▸ Instructions to follow
The required output is all lines below that contain the word "icon".

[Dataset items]
☆ ☆ ☆ ☆ ☆ ☆ ☆
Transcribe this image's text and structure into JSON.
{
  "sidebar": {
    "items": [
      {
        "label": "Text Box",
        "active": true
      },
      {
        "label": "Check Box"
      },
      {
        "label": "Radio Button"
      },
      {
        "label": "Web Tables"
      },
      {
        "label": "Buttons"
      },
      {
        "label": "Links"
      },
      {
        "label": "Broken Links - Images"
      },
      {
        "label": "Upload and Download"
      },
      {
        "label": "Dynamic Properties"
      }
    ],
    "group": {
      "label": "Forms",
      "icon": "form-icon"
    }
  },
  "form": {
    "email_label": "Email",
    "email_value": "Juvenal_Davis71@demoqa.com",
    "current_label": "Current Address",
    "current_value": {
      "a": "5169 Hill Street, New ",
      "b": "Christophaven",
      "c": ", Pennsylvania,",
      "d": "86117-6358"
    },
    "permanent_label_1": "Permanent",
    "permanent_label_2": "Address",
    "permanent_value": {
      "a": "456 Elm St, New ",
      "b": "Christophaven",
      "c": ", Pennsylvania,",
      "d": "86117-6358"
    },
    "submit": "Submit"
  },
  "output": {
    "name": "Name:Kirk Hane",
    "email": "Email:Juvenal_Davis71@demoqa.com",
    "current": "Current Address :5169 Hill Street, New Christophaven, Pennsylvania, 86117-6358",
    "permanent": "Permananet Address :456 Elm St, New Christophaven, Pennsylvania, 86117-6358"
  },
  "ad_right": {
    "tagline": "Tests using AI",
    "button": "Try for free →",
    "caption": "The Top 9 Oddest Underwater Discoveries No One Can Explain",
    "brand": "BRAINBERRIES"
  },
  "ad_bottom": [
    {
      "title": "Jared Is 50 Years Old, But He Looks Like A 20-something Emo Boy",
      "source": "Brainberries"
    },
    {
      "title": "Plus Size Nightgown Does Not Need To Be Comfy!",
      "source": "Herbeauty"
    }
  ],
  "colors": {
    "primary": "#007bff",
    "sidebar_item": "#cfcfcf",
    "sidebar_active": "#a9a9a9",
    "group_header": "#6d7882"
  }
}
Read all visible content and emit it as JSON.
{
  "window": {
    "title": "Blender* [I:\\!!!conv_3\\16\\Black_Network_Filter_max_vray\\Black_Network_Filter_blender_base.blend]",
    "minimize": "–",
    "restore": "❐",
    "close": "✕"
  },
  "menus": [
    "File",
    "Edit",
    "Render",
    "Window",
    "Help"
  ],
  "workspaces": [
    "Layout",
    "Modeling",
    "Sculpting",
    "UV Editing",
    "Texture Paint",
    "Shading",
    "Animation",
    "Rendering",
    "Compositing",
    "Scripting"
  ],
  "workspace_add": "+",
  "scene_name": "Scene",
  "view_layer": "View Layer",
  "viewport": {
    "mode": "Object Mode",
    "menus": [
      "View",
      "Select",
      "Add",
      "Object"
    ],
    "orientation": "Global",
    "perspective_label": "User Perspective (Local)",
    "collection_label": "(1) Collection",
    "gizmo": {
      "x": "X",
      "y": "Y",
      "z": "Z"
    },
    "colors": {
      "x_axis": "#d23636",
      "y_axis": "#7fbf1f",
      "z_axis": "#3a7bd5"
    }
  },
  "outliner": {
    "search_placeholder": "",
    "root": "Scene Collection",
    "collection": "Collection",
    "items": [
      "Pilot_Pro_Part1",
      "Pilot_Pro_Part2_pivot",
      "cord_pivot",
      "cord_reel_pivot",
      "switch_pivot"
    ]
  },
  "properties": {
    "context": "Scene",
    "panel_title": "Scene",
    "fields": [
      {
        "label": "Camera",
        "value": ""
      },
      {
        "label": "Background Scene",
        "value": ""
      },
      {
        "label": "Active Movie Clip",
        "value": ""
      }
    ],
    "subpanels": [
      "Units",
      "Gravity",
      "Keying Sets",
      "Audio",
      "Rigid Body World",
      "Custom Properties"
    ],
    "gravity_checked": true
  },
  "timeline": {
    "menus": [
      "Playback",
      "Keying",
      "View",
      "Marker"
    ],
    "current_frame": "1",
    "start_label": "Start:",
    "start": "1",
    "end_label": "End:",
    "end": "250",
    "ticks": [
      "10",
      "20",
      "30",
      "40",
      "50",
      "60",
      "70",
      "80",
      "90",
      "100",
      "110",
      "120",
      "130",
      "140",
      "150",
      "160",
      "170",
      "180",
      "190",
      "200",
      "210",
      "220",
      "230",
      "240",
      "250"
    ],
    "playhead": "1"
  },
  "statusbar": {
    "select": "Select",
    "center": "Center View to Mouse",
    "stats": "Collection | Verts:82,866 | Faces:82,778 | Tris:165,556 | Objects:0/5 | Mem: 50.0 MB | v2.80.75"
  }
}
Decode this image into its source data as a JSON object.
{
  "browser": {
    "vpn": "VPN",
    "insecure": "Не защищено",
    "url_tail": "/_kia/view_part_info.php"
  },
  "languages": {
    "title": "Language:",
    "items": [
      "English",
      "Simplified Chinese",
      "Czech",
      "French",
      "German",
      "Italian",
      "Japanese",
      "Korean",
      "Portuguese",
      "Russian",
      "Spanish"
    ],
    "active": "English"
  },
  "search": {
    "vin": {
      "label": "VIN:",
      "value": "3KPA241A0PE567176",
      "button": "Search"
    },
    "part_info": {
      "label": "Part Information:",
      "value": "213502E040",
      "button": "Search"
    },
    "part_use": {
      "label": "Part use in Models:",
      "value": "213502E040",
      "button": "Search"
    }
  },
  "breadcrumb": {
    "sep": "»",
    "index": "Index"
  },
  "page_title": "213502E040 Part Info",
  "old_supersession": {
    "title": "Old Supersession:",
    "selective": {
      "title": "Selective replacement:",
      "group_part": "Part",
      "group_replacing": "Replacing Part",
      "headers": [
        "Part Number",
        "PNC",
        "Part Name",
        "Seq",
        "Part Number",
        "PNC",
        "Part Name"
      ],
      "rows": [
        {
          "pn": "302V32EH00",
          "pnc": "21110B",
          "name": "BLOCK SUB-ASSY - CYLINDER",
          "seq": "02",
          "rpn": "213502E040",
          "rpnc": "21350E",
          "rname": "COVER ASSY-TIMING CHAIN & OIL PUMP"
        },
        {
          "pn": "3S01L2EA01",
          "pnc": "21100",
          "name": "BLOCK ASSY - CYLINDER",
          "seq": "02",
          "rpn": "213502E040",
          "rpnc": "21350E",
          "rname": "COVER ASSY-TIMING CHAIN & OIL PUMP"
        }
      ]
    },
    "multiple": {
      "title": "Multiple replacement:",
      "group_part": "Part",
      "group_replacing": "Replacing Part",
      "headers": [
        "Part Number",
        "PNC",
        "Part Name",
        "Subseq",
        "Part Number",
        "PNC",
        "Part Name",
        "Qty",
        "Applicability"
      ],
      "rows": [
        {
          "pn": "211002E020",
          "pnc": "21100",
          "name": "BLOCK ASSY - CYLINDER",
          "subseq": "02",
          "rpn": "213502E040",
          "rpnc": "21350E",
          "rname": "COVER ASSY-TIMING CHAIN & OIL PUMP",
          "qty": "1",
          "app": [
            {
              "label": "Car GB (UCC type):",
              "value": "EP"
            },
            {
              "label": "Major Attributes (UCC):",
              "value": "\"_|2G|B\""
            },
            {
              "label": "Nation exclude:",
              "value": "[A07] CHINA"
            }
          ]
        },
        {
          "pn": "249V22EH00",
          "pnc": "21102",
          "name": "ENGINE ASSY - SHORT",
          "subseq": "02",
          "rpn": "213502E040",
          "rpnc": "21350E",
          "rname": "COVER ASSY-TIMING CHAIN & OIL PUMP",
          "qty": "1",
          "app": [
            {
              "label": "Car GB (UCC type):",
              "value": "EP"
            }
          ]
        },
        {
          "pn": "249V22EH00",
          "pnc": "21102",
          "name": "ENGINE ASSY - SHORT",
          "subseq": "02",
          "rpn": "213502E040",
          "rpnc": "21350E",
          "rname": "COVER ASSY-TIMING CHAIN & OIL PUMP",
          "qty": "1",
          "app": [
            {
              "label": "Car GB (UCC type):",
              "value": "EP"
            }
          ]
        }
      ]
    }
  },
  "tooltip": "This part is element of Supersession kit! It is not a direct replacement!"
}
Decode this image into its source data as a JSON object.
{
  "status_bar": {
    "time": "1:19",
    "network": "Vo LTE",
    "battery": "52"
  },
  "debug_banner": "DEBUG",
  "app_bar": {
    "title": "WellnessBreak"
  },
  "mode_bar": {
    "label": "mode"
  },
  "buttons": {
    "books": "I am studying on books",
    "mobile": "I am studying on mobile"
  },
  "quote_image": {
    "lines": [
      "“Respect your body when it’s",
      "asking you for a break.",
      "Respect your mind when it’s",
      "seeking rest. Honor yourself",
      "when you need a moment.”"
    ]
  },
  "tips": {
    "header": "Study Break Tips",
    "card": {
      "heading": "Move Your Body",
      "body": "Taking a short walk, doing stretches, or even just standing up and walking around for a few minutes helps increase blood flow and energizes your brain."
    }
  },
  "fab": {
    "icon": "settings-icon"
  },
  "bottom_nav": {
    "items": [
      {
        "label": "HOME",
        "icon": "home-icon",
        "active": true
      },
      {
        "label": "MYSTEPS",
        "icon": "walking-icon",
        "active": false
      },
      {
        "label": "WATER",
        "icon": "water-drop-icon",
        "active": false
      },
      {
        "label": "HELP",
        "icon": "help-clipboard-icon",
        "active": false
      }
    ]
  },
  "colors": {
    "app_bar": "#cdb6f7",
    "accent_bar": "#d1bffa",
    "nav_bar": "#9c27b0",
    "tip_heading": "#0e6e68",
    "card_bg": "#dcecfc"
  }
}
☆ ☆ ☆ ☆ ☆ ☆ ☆
▸ Response to this task
      "icon": "form-icon"
    "icon": "settings-icon"
        "icon": "home-icon",
        "icon": "walking-icon",
        "icon": "water-drop-icon",
        "icon": "help-clipboard-icon",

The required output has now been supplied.